Requirement:
Please give back the listing exactly as it reads.

Records provided:
= Beginning of Section =
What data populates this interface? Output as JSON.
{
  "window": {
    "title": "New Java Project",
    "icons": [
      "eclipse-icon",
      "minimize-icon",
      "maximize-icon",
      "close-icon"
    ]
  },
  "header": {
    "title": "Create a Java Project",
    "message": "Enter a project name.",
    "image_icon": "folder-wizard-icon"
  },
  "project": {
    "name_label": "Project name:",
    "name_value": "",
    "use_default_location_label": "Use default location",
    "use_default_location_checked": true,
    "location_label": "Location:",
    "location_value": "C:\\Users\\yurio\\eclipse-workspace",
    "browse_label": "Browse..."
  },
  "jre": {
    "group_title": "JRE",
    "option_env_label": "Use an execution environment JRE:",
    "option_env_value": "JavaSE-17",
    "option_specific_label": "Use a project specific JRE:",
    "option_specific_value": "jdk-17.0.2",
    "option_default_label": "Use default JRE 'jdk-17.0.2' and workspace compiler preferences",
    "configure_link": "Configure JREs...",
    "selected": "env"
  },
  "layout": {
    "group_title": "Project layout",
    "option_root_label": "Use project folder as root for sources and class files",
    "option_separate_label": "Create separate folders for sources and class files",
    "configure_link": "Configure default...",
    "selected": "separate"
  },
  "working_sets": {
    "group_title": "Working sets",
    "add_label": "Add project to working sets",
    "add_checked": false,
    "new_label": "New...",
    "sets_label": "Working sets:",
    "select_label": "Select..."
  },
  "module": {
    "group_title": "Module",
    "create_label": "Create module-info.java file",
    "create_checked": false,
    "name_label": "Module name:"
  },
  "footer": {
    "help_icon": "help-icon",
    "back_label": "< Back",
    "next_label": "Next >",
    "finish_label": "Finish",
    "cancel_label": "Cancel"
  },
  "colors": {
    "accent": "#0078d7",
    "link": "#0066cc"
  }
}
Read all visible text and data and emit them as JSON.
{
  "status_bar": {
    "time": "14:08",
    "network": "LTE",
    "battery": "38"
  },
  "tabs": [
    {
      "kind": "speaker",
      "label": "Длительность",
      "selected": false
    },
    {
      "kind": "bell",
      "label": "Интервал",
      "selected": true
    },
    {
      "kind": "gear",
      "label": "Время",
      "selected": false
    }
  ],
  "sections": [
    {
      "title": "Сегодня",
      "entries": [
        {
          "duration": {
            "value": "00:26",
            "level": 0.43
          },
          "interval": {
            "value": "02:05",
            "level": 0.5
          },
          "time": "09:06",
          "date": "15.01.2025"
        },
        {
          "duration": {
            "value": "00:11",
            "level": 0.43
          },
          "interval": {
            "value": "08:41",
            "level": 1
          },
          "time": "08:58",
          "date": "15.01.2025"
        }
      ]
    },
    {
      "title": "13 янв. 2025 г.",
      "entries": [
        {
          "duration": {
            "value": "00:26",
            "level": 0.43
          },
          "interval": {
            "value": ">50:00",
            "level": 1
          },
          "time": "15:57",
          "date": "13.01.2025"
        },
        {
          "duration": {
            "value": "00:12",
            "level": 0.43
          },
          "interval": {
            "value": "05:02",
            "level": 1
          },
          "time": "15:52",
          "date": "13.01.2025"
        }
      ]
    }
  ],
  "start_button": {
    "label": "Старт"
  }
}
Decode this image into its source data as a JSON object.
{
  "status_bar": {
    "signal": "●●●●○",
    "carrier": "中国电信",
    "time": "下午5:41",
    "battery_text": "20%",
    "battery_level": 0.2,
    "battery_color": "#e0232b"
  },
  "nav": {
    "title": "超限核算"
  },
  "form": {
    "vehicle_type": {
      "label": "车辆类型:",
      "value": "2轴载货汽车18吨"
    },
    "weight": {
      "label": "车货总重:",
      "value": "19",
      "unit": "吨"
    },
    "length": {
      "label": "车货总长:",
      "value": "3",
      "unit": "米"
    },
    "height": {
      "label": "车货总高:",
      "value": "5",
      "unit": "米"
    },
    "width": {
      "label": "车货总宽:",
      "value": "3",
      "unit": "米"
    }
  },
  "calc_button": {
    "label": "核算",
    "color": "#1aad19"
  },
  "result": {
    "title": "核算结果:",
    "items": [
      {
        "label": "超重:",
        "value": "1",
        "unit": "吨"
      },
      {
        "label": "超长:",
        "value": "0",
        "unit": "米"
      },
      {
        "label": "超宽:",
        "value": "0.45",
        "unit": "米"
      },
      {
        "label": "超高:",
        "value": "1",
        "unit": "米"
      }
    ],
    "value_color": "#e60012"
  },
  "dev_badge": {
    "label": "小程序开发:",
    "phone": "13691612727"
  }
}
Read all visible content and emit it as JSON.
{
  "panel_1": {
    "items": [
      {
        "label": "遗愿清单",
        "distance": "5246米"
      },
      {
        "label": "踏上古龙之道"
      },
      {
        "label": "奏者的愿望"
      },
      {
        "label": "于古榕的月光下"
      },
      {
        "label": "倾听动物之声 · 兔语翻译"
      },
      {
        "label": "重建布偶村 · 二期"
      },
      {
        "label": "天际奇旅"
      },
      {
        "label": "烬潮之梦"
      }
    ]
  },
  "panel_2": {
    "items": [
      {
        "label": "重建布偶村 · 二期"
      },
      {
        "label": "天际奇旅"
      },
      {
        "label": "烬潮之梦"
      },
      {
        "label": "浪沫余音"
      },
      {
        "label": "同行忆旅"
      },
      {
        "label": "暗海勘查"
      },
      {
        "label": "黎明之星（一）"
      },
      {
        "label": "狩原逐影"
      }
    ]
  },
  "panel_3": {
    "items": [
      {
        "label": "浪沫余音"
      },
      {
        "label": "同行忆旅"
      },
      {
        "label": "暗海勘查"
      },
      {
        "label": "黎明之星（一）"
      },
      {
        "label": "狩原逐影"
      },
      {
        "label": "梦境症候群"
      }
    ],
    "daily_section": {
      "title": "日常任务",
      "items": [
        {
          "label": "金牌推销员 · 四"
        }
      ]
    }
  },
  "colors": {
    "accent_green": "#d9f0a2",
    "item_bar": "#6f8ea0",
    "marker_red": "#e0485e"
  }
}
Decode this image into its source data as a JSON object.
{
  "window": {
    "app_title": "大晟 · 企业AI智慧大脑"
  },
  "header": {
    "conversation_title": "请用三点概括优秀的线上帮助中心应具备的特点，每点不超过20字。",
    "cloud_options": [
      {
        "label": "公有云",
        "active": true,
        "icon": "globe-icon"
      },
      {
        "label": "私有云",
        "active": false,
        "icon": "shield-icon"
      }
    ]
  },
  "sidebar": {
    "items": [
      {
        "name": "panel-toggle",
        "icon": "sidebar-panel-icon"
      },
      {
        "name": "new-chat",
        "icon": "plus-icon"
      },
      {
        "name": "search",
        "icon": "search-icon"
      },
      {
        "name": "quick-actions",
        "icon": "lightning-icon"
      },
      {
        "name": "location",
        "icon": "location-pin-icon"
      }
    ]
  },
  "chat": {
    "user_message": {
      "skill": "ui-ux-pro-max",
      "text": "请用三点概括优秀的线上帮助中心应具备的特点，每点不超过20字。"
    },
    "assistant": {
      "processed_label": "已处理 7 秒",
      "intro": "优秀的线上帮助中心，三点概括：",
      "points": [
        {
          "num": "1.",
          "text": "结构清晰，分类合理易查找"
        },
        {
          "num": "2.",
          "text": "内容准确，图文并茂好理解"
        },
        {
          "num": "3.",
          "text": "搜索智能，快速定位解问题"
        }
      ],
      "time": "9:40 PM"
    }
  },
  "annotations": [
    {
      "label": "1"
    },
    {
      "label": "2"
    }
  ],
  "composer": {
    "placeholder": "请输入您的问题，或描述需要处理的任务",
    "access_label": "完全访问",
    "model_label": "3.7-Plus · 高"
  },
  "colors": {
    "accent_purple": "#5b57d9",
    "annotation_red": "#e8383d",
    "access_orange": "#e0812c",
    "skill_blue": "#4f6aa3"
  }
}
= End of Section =
Answer box:
What data populates this interface? Output as JSON.
{
  "window": {
    "title": "New Java Project",
    "icons": [
      "eclipse-icon",
      "minimize-icon",
      "maximize-icon",
      "close-icon"
    ]
  },
  "header": {
    "title": "Create a Java Project",
    "message": "Enter a project name.",
    "image_icon": "folder-wizard-icon"
  },
  "project": {
    "name_label": "Project name:",
    "name_value": "",
    "use_default_location_label": "Use default location",
    "use_default_location_checked": true,
    "location_label": "Location:",
    "location_value": "C:\\Users\\yurio\\eclipse-workspace",
    "browse_label": "Browse..."
  },
  "jre": {
    "group_title": "JRE",
    "option_env_label": "Use an execution environment JRE:",
    "option_env_value": "JavaSE-17",
    "option_specific_label": "Use a project specific JRE:",
    "option_specific_value": "jdk-17.0.2",
    "option_default_label": "Use default JRE 'jdk-17.0.2' and workspace compiler preferences",
    "configure_link": "Configure JREs...",
    "selected": "env"
  },
  "layout": {
    "group_title": "Project layout",
    "option_root_label": "Use project folder as root for sources and class files",
    "option_separate_label": "Create separate folders for sources and class files",
    "configure_link": "Configure default...",
    "selected": "separate"
  },
  "working_sets": {
    "group_title": "Working sets",
    "add_label": "Add project to working sets",
    "add_checked": false,
    "new_label": "New...",
    "sets_label": "Working sets:",
    "select_label": "Select..."
  },
  "module": {
    "group_title": "Module",
    "create_label": "Create module-info.java file",
    "create_checked": false,
    "name_label": "Module name:"
  },
  "footer": {
    "help_icon": "help-icon",
    "back_label": "< Back",
    "next_label": "Next >",
    "finish_label": "Finish",
    "cancel_label": "Cancel"
  },
  "colors": {
    "accent": "#0078d7",
    "link": "#0066cc"
  }
}
Read all visible text and data and emit them as JSON.
{
  "status_bar": {
    "time": "14:08",
    "network": "LTE",
    "battery": "38"
  },
  "tabs": [
    {
      "kind": "speaker",
      "label": "Длительность",
      "selected": false
    },
    {
      "kind": "bell",
      "label": "Интервал",
      "selected": true
    },
    {
      "kind": "gear",
      "label": "Время",
      "selected": false
    }
  ],
  "sections": [
    {
      "title": "Сегодня",
      "entries": [
        {
          "duration": {
            "value": "00:26",
            "level": 0.43
          },
          "interval": {
            "value": "02:05",
            "level": 0.5
          },
          "time": "09:06",
          "date": "15.01.2025"
        },
        {
          "duration": {
            "value": "00:11",
            "level": 0.43
          },
          "interval": {
            "value": "08:41",
            "level": 1
          },
          "time": "08:58",
          "date": "15.01.2025"
        }
      ]
    },
    {
      "title": "13 янв. 2025 г.",
      "entries": [
        {
          "duration": {
            "value": "00:26",
            "level": 0.43
          },
          "interval": {
            "value": ">50:00",
            "level": 1
          },
          "time": "15:57",
          "date": "13.01.2025"
        },
        {
          "duration": {
            "value": "00:12",
            "level": 0.43
          },
          "interval": {
            "value": "05:02",
            "level": 1
          },
          "time": "15:52",
          "date": "13.01.2025"
        }
      ]
    }
  ],
  "start_button": {
    "label": "Старт"
  }
}
Decode this image into its source data as a JSON object.
{
  "status_bar": {
    "signal": "●●●●○",
    "carrier": "中国电信",
    "time": "下午5:41",
    "battery_text": "20%",
    "battery_level": 0.2,
    "battery_color": "#e0232b"
  },
  "nav": {
    "title": "超限核算"
  },
  "form": {
    "vehicle_type": {
      "label": "车辆类型:",
      "value": "2轴载货汽车18吨"
    },
    "weight": {
      "label": "车货总重:",
      "value": "19",
      "unit": "吨"
    },
    "length": {
      "label": "车货总长:",
      "value": "3",
      "unit": "米"
    },
    "height": {
      "label": "车货总高:",
      "value": "5",
      "unit": "米"
    },
    "width": {
      "label": "车货总宽:",
      "value": "3",
      "unit": "米"
    }
  },
  "calc_button": {
    "label": "核算",
    "color": "#1aad19"
  },
  "result": {
    "title": "核算结果:",
    "items": [
      {
        "label": "超重:",
        "value": "1",
        "unit": "吨"
      },
      {
        "label": "超长:",
        "value": "0",
        "unit": "米"
      },
      {
        "label": "超宽:",
        "value": "0.45",
        "unit": "米"
      },
      {
        "label": "超高:",
        "value": "1",
        "unit": "米"
      }
    ],
    "value_color": "#e60012"
  },
  "dev_badge": {
    "label": "小程序开发:",
    "phone": "13691612727"
  }
}
Read all visible content and emit it as JSON.
{
  "panel_1": {
    "items": [
      {
        "label": "遗愿清单",
        "distance": "5246米"
      },
      {
        "label": "踏上古龙之道"
      },
      {
        "label": "奏者的愿望"
      },
      {
        "label": "于古榕的月光下"
      },
      {
        "label": "倾听动物之声 · 兔语翻译"
      },
      {
        "label": "重建布偶村 · 二期"
      },
      {
        "label": "天际奇旅"
      },
      {
        "label": "烬潮之梦"
      }
    ]
  },
  "panel_2": {
    "items": [
      {
        "label": "重建布偶村 · 二期"
      },
      {
        "label": "天际奇旅"
      },
      {
        "label": "烬潮之梦"
      },
      {
        "label": "浪沫余音"
      },
      {
        "label": "同行忆旅"
      },
      {
        "label": "暗海勘查"
      },
      {
        "label": "黎明之星（一）"
      },
      {
        "label": "狩原逐影"
      }
    ]
  },
  "panel_3": {
    "items": [
      {
        "label": "浪沫余音"
      },
      {
        "label": "同行忆旅"
      },
      {
        "label": "暗海勘查"
      },
      {
        "label": "黎明之星（一）"
      },
      {
        "label": "狩原逐影"
      },
      {
        "label": "梦境症候群"
      }
    ],
    "daily_section": {
      "title": "日常任务",
      "items": [
        {
          "label": "金牌推销员 · 四"
        }
      ]
    }
  },
  "colors": {
    "accent_green": "#d9f0a2",
    "item_bar": "#6f8ea0",
    "marker_red": "#e0485e"
  }
}
Decode this image into its source data as a JSON object.
{
  "window": {
    "app_title": "大晟 · 企业AI智慧大脑"
  },
  "header": {
    "conversation_title": "请用三点概括优秀的线上帮助中心应具备的特点，每点不超过20字。",
    "cloud_options": [
      {
        "label": "公有云",
        "active": true,
        "icon": "globe-icon"
      },
      {
        "label": "私有云",
        "active": false,
        "icon": "shield-icon"
      }
    ]
  },
  "sidebar": {
    "items": [
      {
        "name": "panel-toggle",
        "icon": "sidebar-panel-icon"
      },
      {
        "name": "new-chat",
        "icon": "plus-icon"
      },
      {
        "name": "search",
        "icon": "search-icon"
      },
      {
        "name": "quick-actions",
        "icon": "lightning-icon"
      },
      {
        "name": "location",
        "icon": "location-pin-icon"
      }
    ]
  },
  "chat": {
    "user_message": {
      "skill": "ui-ux-pro-max",
      "text": "请用三点概括优秀的线上帮助中心应具备的特点，每点不超过20字。"
    },
    "assistant": {
      "processed_label": "已处理 7 秒",
      "intro": "优秀的线上帮助中心，三点概括：",
      "points": [
        {
          "num": "1.",
          "text": "结构清晰，分类合理易查找"
        },
        {
          "num": "2.",
          "text": "内容准确，图文并茂好理解"
        },
        {
          "num": "3.",
          "text": "搜索智能，快速定位解问题"
        }
      ],
      "time": "9:40 PM"
    }
  },
  "annotations": [
    {
      "label": "1"
    },
    {
      "label": "2"
    }
  ],
  "composer": {
    "placeholder": "请输入您的问题，或描述需要处理的任务",
    "access_label": "完全访问",
    "model_label": "3.7-Plus · 高"
  },
  "colors": {
    "accent_purple": "#5b57d9",
    "annotation_red": "#e8383d",
    "access_orange": "#e0812c",
    "skill_blue": "#4f6aa3"
  }
}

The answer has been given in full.